Yesterday marked my 43rd trip around the sun. We had a nice celebration. After a typical breakfast of fresh rolls, the kids were eager to give me their presents. Meg got me a spoon rest from Malta, and Spencer got me a nice black belt. Presents from Clare and my parents came later, including a pair of boots, and some new cymbals and cymbal stand for my drum set, which I have been really enjoying playing. The low-volume cymbals are designed to be just that – low-volume. They have a bunch of holes in them. I did a bunch of research on them, and decided to ask for the Millennium brand, which is an in-house brand of Thomann.de. They are not fancy, but they are indeed much lower volume, and they feel and sound very nice. I am really excited to do some low-volume drumming for the next six months in our apartment, until we move into our house and I play a bit more loudly.
Our friends Thomas and Ulli invited us to their garden house to celebrate with some Glühwein (hot mulled wine) and a little bonfire. Most of the Christmas markets are cancelled again this year because of COVID, so it was really nice to have some Glühwein. We made Grünkohl (kale soup), and had other goodies like cheese and crackers, cookies, and an Italian type of Christmas cake called Panettone. Clare recalls that I used to get annoyed by Christmas traditions spoiling my birthday, but I guess as I have aged, I have come to enjoy mixing them all together.

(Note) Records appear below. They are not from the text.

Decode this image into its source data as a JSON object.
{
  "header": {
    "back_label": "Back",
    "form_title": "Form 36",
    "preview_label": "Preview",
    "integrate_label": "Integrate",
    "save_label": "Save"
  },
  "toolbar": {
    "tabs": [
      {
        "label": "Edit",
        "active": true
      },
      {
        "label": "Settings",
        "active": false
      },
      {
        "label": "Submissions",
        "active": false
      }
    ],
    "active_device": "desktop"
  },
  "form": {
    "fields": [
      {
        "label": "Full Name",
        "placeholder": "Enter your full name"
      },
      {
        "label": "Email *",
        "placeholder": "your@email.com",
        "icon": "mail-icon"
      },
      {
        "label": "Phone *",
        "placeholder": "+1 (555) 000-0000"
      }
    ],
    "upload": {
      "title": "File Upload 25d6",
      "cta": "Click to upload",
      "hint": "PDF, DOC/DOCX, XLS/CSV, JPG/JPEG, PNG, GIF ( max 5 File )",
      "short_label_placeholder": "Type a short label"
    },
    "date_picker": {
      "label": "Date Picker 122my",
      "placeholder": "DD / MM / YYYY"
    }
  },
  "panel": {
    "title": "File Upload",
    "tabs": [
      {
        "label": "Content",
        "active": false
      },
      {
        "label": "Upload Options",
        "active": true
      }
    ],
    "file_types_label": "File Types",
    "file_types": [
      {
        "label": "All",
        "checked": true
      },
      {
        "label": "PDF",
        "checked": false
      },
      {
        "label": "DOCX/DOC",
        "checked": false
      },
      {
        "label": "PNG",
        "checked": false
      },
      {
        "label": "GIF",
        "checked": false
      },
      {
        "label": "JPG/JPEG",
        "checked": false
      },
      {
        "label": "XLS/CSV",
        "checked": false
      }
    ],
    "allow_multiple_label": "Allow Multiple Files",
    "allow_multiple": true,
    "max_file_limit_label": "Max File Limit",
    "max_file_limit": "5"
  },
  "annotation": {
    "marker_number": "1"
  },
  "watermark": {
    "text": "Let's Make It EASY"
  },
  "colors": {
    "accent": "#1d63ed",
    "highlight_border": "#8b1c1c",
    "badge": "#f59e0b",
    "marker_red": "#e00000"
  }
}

We decided to throw in some solstice celebration as well. We sang Here Comes the Sun by the Beatles, and the Holly and the Ivy. We called the four spirits of East, North, West, and South, and celebrated the fact that the sun is coming again. Then we wrote our intentions done on slips of paper, tied them to a wreath of holly, and burned them.
Thomas and Ulli got me a Spätzleblech for my birthday, which is a kind of metal grate which goes on top of a pot, which allows you to easy push the dumpling dough into the boiling water. We promptly put it to use for a different purpose, which was to douse a sugar cone in rum and light it on fire, allowing the caramelized, boozy sugar to drip into the pot of red wine. In German, this is called a Feuerzangenbowle. It was fun and delicious.
The birthday celebration continued on Sunday. We still had a whole second bag of kale, so we decided to cook it as well. This time we decided to make it without potatoes. It went really well with the rest of dinner – sour roast beef, potato dumplings, red cabbage, and kale. I didn’t used to be a big fan of kale, but I really like the German way of cooking it, which makes it less bitter. You need to make sure to sauté it with some onions until it becomes bright green, and then continue to cook it with some broth for at least 30 minutes. I like a little bit of white wine in it, along with some mustard, salt, pepper, and nutmeg. After it has cooked for quite some time it actually develops a bit of a sweet flavor. Most German recipes also call for bacon and sausage, but I made it vegetarian so that Meg could eat it as well. Other tips for good kale is to only pick it after the first frost. Clare bought it at the local farm stand, so it was hyper-local and fresh.